American Community Survey (ACS)The American Community Survey (ACS) is an ongoing survey that provides vital information on a yearly basis about our nation and its people. Information from the survey generates data that help determine how more than $675 billion in federal and state funds are distributed each year.
Through the ACS, we know more about jobs and occupations, educational attainment, veterans, whether people own or rent their homes, and other topics.
Current Population SurveyThe Current Population Survey (CPS) is one of the oldest, largest, and most well-recognized surveys in the United States. It is immensely important, providing information on many of the things that define us as individuals and as a society – our work, our earnings, and our education. In addition to being the primary source of monthly labor force statistics, the CPS is used to collect data for a variety of other studies that keep the nation informed of the economic and social well-being of its people.
National Equity AtlasA comprehensive resource for data to track, measure, and make the case for racial equity and inclusive prosperity in America’s regions, and states, and nationwide. The Atlas contains data on demographic change, racial and economic inclusion, and the potential economic gains from racial equity for the largest 100 cities, largest 150 regions, all 50 states, and the United States as a whole.
IPUMS USAIPUMS USA collects, preserves and harmonizes U.S. census microdata and provides easy access to this data with enhanced documentation. Data includes decennial censuses from 1790 to 2010 and American Community Surveys (ACS) from 2000 to the present.
IPUMS CPSIPUMS CPS harmonizes microdata from the monthly U.S. labor force survey, the Current Population Survey (CPS), covering the period 1962 to the present. Data include demographic information, rich employment data, program participation and supplemental data on topics such as fertility, tobacco use, volunteer activities, voter registration, computer and internet use, food security, and more.
IPUMS InternationalPUMS-International is dedicated to collecting and distributing census data from around the world. The project goals are to collect and preserve data and documentation, harmonize data, and disseminate the harmonized data free of charge.
Harvard Dataverse NetworkDataverse is an open source web application to share, preserve, cite, explore, and analyze research data. It facilitates making data available to others, and allows you to replicate others' work more easily. Researchers, journals, data authors, publishers, data distributors, and affiliated institutions all receive academic credit and web visibility.
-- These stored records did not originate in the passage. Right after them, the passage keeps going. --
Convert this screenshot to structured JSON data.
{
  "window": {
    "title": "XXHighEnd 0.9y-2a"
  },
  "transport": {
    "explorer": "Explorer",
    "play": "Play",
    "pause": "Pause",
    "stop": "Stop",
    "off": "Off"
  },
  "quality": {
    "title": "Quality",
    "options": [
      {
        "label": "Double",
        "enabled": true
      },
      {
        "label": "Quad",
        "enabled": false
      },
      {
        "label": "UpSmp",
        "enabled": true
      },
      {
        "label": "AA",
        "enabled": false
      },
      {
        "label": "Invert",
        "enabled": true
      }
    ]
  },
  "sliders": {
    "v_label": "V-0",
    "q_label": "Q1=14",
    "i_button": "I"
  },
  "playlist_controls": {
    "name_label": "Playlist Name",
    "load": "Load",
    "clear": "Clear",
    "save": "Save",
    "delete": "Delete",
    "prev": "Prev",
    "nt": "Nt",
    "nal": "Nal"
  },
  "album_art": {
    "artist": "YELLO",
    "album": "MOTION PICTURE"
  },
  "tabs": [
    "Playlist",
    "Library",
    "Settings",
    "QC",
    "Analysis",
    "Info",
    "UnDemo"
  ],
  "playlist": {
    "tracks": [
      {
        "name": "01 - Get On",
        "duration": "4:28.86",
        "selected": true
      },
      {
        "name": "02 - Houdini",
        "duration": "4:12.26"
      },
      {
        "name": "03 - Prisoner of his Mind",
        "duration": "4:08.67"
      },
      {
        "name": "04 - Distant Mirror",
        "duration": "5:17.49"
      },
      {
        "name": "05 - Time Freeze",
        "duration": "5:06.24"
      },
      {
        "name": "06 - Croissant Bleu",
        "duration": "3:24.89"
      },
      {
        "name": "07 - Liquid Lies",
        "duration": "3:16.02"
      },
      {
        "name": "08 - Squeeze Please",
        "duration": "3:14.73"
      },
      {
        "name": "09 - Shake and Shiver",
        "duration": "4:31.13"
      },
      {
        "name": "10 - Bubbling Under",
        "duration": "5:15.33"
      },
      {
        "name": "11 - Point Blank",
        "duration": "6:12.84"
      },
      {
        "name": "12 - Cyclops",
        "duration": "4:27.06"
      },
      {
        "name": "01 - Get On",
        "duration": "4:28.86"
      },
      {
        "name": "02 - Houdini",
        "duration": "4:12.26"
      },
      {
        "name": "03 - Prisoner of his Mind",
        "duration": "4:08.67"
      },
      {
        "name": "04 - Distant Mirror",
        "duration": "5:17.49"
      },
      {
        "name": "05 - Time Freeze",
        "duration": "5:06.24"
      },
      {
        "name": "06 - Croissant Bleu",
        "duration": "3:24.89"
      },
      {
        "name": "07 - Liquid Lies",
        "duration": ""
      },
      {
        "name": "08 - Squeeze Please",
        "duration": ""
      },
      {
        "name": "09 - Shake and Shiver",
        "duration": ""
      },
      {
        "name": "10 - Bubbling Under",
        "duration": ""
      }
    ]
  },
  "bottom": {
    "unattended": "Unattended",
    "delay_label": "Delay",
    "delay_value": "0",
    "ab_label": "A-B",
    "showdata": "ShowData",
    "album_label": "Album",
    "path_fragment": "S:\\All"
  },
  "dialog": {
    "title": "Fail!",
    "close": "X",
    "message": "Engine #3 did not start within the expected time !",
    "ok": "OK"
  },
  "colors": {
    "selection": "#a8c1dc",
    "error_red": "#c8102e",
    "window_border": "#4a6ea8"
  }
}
Data.govHere you will find data, tools, and resources to conduct research, develop web and mobile applications, design data visualizations, and more.
ResearchDataGovResearchDataGov is a web portal for discovering and requesting access to restricted microdata from 16 federal statistical agencies
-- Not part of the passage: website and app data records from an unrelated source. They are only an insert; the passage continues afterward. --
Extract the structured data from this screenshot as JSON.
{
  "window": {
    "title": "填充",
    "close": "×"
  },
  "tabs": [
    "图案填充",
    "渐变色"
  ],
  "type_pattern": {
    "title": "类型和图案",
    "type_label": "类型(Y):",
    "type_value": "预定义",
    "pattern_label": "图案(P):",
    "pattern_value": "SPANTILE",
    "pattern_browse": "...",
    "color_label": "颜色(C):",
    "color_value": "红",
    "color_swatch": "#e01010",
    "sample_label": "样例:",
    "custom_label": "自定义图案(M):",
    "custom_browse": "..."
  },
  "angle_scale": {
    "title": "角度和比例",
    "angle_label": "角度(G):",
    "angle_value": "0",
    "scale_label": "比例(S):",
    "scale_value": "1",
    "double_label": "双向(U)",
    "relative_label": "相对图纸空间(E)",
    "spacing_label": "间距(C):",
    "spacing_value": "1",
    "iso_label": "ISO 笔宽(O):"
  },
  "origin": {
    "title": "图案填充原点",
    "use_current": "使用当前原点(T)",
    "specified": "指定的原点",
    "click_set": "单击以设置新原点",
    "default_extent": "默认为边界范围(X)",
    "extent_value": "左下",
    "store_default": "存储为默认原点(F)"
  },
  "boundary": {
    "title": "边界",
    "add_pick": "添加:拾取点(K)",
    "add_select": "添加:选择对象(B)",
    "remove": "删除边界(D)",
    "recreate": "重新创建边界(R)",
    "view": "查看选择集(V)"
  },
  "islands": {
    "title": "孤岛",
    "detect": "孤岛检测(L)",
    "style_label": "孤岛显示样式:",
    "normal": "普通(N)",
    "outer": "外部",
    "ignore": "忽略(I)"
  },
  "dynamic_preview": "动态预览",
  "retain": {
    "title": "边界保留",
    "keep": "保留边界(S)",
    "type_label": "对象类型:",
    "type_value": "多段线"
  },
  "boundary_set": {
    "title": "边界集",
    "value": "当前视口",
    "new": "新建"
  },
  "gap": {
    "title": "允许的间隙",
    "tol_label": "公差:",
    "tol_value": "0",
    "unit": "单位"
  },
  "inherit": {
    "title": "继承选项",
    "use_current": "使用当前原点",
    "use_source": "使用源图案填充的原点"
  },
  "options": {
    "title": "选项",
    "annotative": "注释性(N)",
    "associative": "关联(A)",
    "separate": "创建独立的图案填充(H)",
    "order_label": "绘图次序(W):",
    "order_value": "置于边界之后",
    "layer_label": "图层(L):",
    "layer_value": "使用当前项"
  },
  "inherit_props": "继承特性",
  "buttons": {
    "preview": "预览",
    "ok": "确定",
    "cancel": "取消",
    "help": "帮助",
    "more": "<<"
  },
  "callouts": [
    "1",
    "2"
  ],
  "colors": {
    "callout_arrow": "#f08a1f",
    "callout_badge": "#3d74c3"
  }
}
Pew Research CenterPew Research Center is a nonpartisan fact tank that informs the public about the issues, attitudes and trends shaping the world. We conduct public opinion polling, demographic research, content analysis and other data-driven social science research. We do not take policy positions.
Health Poll Database (Roper Center)Heatth Poll Database is an open resource offering researchers at every level unprecedented access to questions and results from over 80 years of U.S. national polls on health-related topics. This new resource promotes an understanding of public opinion on a broad range of health issues.
Roper Center Public Opinion ArchivesThis link opens in a new windowThe Roper Center is a public opinion archive that preserves the data from polls conducted by many leading survey organizations. Most of the data are from the United States, but over 50 nations are represented. The iPOLL databank offers access to nearly half a million survey questions and answers asked in the U.S. by more than 150 survey organizations. Direct links are given to study documentation and datasets. Date coverage: 1930s – present.